Here’s his unreal pass on Buchnevich’s power-play goal against the Oilers:

There aren’t many defensemen in the league that can make a pass like that.

Here’s another beauty, courtesy of my youngest sons, Mika and Pavel:

Having Shattenkirk as a quarterback makes the power play lethal, but it doesn’t mean anything unless you have a triggerman, and that’s exactly what Zibanejad has become on the left flank. Here’s one his snipes:

The man is not afraid to let the pucks rip, and it makes the Rangers’ power play one of the best in the league.

Special teams play is huge come playoff time, and it’s something the Rangers have been lacking the last few years, so them being good during this streak is a huge positive moving forward.

Ryan McDonagh’s play

For the Rangers to be a contender, they need their captain, Ryan McDonagh, to be one of the best defensemen in the game.
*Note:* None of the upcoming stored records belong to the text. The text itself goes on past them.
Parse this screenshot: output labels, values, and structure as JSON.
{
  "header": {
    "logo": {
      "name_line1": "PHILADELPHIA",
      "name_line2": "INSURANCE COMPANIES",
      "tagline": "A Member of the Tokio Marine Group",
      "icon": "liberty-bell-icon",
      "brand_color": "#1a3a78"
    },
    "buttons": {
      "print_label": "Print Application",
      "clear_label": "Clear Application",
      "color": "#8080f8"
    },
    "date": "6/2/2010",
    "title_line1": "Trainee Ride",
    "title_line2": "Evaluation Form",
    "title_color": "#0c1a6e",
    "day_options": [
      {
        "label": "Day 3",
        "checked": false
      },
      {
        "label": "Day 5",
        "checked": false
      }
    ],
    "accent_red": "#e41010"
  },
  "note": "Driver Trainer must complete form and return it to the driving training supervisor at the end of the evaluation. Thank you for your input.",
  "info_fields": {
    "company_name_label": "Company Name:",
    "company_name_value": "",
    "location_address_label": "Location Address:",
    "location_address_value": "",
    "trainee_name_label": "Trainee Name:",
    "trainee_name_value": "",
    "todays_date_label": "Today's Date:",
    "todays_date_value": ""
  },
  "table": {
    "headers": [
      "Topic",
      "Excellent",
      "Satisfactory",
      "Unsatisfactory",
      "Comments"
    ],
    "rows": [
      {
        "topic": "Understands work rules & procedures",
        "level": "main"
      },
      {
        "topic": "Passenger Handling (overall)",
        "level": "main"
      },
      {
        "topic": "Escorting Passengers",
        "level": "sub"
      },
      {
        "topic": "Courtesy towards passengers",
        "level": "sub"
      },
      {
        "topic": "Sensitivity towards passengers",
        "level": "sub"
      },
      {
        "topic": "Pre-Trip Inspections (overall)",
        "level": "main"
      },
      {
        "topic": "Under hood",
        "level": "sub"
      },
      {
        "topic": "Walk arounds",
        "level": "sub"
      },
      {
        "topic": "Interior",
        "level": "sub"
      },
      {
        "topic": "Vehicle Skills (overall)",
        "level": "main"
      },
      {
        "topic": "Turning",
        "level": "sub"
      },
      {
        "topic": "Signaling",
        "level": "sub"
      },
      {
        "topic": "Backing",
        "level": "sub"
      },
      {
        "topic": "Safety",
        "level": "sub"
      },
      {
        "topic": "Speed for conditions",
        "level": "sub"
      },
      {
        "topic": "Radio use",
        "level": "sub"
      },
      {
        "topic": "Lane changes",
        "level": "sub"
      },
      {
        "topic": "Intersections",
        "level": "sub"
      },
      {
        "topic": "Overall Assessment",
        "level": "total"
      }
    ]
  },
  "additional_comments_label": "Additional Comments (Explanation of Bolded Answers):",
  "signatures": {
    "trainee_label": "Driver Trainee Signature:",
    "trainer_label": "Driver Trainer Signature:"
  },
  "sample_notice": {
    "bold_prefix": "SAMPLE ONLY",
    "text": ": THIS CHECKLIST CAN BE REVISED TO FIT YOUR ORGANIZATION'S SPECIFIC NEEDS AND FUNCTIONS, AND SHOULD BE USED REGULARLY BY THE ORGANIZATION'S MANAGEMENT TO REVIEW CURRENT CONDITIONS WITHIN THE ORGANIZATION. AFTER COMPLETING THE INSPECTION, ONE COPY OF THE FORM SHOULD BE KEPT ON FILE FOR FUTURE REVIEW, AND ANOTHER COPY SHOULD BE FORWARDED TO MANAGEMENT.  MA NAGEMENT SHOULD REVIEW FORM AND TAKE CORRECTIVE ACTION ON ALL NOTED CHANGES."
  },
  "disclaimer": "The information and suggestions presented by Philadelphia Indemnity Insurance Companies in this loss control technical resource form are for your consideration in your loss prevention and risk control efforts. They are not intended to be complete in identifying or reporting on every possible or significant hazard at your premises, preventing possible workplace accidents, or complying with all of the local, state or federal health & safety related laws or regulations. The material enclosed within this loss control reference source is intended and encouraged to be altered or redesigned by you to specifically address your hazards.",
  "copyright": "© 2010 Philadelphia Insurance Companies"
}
To start the season, he was far from that. While his advanced metrics were great, the eye test was not pretty. He was committing a ton of turnovers, including this egregious one in overtime against the Penguins.

Recently, he’s picked his game up. He’s at his best when he’s getting involved in the offense, and making plays like this:

Here’s another great play from Captain Mac against the Bruins, which was arguably his best game of the year:

His turnovers have been down, and while no one thinks Nick Holden is a top-pairing defenseman, finding a consistent partner for McDonagh instead of blindly throwing darts at the six other defensemen’s pictures to find one has helped tremendously. For the Rangers to continue this streak, they’ll need their captain to continue trending in the right direction.

Rolling Four Lines

When the Rangers have been at their best during Vigneault’s tenure they’ve always rolled four lines. With Jesper Fast out to start the year, and with Vigneault keeping scrubs like Paul Carey and Adam Cracknell in the lineup, the Rangers were unable to do that.

Calling up Boo Nieves has been huge, as it now gives the Rangers four lines that can chip in. A Fast-Nieves-Grabner fourth line is as good as you’ll see in the NHL. The KZB line, as discussed earlier, has dominated, while the Nash-Hayes-Zuccarello trio has been a solid second line that can play against other team’s best players. J.T. Miller has been the best Ranger over the past few games, and Jimmy Vesey has played well in a lesser role. The one area where the Rangers can improve is David Desharnais’ spot, but that’s a discussion for another day.

People will point to the schedule and say the Rangers haven’t played any good teams during this streak, but guess what? You play the teams that are in front of you, and good teams usually beat lesser opponents. The Rangers will look to make it seven in a row when they take on the Blackhawks.